Setting: David J Apple, MD, Laboratories for Ophthalmic Devices Research, John A. Moran Eye Center, Department of Ophthalmology and Visual Sciences, University of Utah, Salt Lake City, Utah, USA.
Methods: The IOLs were explanted 20, 11, 22, and 25 months postoperatively from children aged 10, 3, 36, and 20 months old, respectively, at IOL implantation. Clinical data were obtained to correlate the findings with possible associated risk factors. The explanted IOLs were examined by gross and light microscopy. They were further analyzed with a stain for calcium, alizarin red 1%. Scanning electron microscopy and energy dispersive X-ray spectroscopy (EDS) were also performed.
Results: The primary reason for cataract surgery in Case 1 and Case 2 was persistent hyperplastic primary vitreous (PHPV); 1 patient received a B-Lens IOL (Hanita) and the other a Centerflex IOL (Rayner). The primary reason in Case 3 was familial bilateral congenital cataract and in Case 4, rubella cataract; both patients received a Hydroview IOL (Bausch & Lomb). All 4 IOLs had surface deposits on the optic, but the morphology of the deposits on the B-Lens and Centerflex IOLs was different than that in previously reported cases. The deposits in all four cases stained positive with alizarin red and consisted of calcium and phosphorus when imaged with EDS.

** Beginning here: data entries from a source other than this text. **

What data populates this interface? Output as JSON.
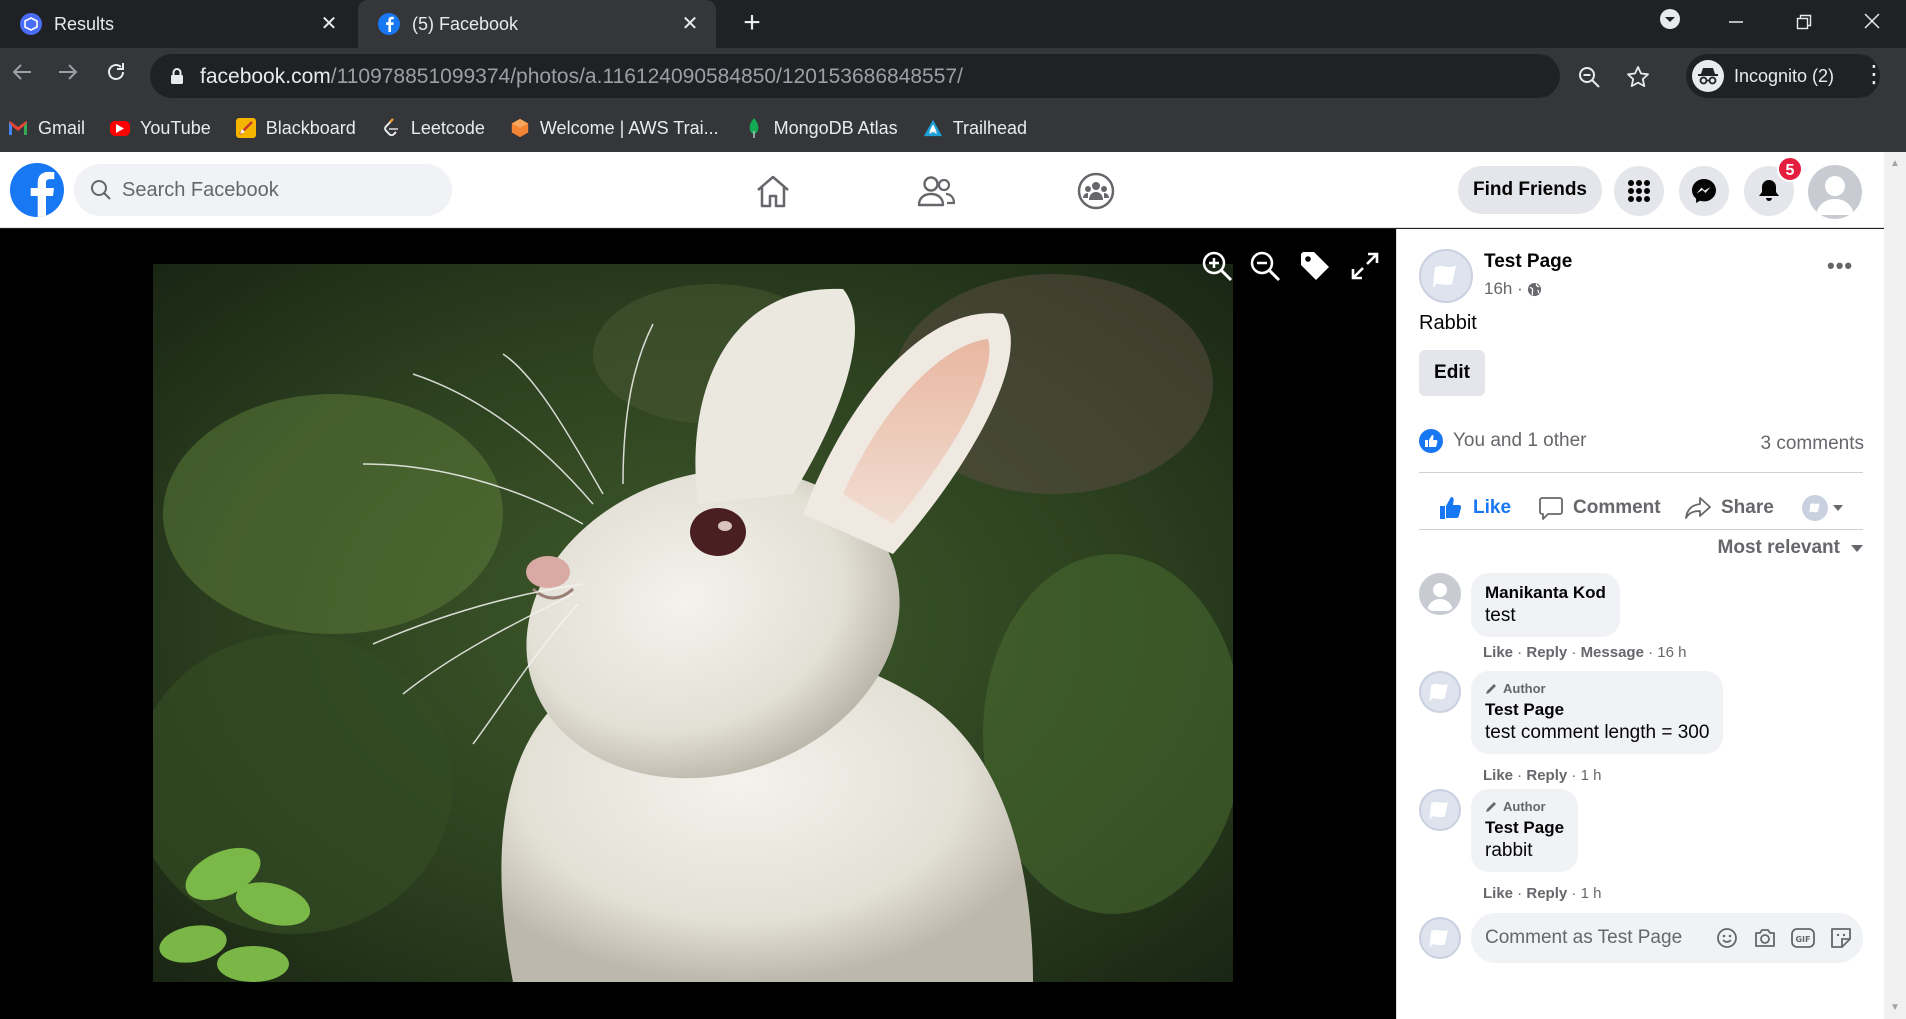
{
  "browser": {
    "tabs": [
      {
        "title": "Results"
      },
      {
        "title": "(5) Facebook"
      }
    ],
    "url_host": "facebook.com",
    "url_path": "/110978851099374/photos/a.116124090584850/120153686848557/",
    "incognito_label": "Incognito (2)",
    "bookmarks": [
      {
        "label": "Gmail"
      },
      {
        "label": "YouTube"
      },
      {
        "label": "Blackboard"
      },
      {
        "label": "Leetcode"
      },
      {
        "label": "Welcome | AWS Trai..."
      },
      {
        "label": "MongoDB Atlas"
      },
      {
        "label": "Trailhead"
      }
    ]
  },
  "facebook": {
    "search_placeholder": "Search Facebook",
    "find_friends": "Find Friends",
    "notification_count": "5"
  },
  "post": {
    "page_name": "Test Page",
    "time": "16h · ",
    "caption": "Rabbit",
    "edit_label": "Edit",
    "reactions_text": "You and 1 other",
    "comments_count": "3 comments",
    "actions": {
      "like": "Like",
      "comment": "Comment",
      "share": "Share"
    },
    "sort_label": "Most relevant",
    "comments": [
      {
        "author_badge": "",
        "name": "Manikanta Kod",
        "text": "test",
        "meta_like": "Like",
        "meta_reply": "Reply",
        "meta_extra": "Message",
        "time": "16 h"
      },
      {
        "author_badge": "Author",
        "name": "Test Page",
        "text": "test comment length = 300",
        "meta_like": "Like",
        "meta_reply": "Reply",
        "time": "1 h"
      },
      {
        "author_badge": "Author",
        "name": "Test Page",
        "text": "rabbit",
        "meta_like": "Like",
        "meta_reply": "Reply",
        "time": "1 h"
      }
    ],
    "comment_placeholder": "Comment as Test Page"
  }
}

Conclusions: Calcified deposits on 2 Hydroview IOLs explanted from children were similar to those seen in adults with the same IOL. The deposits on the B-Lens and Centerflex IOLs were probably secondary to a breakdown of the blood-aqueous barrier caused by preexisting PHPV.